BEIJING & SHANGHAI
Pulsing with youthful energy, cosmopolitan Beijing and Shanghai are the nerve centers of modern China. While Beijing is rich in imperial and communist history, Shanghai has long held it’s own as a free-wheeling center of commerce. Both are well worth a visit.
A world away from the sway of the dominant Han culture, Yunnan is home to the lion’s share of China’s traditional tribal cultures—36 distinct tribes in all, including the Naxi, Bai, Miao, Lisu, Lahu, Yao, Manchu, Tibetan and Mongolian peoples. Often compared to the proverbial Shangri-la, this area’s natural beauty is on par with it’s stunning cultural wealth.
DUNHUANG, TURPAN, KASHGAR
The transcontinental Silk Road gave rise to civilization as we know it and also to diverse cities, smack in the middle of some of the world’s most inhospitable terrain. These fascinating oases along the Silk Road, offer the traveler an unparalleled opportunity to grasp the movement of ideas, technologies and religions throughout the past 4,000 years.
Second to the Great Wall, China’s most iconic site might not be a site at all, but the Giant Panda. The Giant Panda Breeding Research Base near Chengdu is perhaps the best place in the country to get up close to these fascinating creatures. The research base is deeply devoted to the conservation of China’s most beloved animal and welcomes visitors.
GUILIN, PING AN, YANGSHUO
Like a traditional Chinese painting come to life, the landscape around these towns is as surreal as it is serene. Nearly vertical karsts soar from verdant rice paddies while the Yangzi River meanders through the misty hills.
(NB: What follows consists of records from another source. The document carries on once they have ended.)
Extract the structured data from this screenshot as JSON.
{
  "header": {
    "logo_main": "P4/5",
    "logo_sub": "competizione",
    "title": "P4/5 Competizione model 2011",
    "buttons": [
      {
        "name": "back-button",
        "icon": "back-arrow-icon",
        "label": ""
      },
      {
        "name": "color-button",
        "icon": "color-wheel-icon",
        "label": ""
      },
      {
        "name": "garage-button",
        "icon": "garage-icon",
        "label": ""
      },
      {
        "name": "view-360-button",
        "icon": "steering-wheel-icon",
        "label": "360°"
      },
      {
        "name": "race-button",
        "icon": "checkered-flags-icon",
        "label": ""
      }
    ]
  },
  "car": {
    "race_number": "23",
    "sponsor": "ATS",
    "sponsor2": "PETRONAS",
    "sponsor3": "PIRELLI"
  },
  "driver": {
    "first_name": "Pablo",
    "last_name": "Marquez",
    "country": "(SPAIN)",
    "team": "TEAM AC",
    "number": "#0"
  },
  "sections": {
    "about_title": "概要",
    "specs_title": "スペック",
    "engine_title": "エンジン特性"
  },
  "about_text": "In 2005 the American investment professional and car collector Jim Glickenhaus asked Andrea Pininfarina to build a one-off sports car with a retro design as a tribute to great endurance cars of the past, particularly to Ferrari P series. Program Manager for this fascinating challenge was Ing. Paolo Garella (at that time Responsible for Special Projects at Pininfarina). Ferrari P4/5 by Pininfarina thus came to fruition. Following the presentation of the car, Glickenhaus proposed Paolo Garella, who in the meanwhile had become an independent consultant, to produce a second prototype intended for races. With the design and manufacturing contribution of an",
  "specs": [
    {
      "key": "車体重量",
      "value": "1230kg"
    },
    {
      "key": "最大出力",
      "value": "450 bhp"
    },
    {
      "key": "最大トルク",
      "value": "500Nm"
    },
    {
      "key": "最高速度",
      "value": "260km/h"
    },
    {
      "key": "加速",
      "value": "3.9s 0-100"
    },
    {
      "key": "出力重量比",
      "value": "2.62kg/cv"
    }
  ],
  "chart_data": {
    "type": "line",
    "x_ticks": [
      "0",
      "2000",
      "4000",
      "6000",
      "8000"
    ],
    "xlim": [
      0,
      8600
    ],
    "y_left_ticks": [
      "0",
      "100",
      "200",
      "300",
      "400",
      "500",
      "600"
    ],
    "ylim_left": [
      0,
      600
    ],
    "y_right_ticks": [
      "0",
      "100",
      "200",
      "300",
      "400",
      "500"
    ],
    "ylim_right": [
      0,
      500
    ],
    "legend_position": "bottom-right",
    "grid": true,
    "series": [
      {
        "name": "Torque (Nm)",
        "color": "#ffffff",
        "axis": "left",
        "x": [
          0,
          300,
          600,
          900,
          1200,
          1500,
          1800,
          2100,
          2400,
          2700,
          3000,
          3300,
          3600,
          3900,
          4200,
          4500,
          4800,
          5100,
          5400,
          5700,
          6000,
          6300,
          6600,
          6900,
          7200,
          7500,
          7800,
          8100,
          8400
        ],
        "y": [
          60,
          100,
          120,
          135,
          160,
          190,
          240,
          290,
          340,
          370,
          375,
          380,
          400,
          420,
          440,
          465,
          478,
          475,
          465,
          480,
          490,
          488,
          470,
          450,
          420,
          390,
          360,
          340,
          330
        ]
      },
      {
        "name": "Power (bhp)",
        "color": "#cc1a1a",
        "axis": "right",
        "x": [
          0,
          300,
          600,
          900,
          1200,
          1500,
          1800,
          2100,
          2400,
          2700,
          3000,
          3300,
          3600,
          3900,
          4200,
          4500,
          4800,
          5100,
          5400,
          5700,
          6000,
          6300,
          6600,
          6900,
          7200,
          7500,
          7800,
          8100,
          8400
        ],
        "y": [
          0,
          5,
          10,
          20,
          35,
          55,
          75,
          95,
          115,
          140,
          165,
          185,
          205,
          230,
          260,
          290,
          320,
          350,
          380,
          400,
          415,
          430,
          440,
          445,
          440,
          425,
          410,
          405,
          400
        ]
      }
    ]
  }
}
One of China’s most compelling and evocative sights, the Terracotta Warriors must be seen to be believed. Discovered by a farmer digging a well, this stunning archaeological find has revealed over 8,000 uniquely-crafted warriors but archaeologists believe that they are merely one part of a vast army that surrounds the still unexcavated burial mound of the emperor.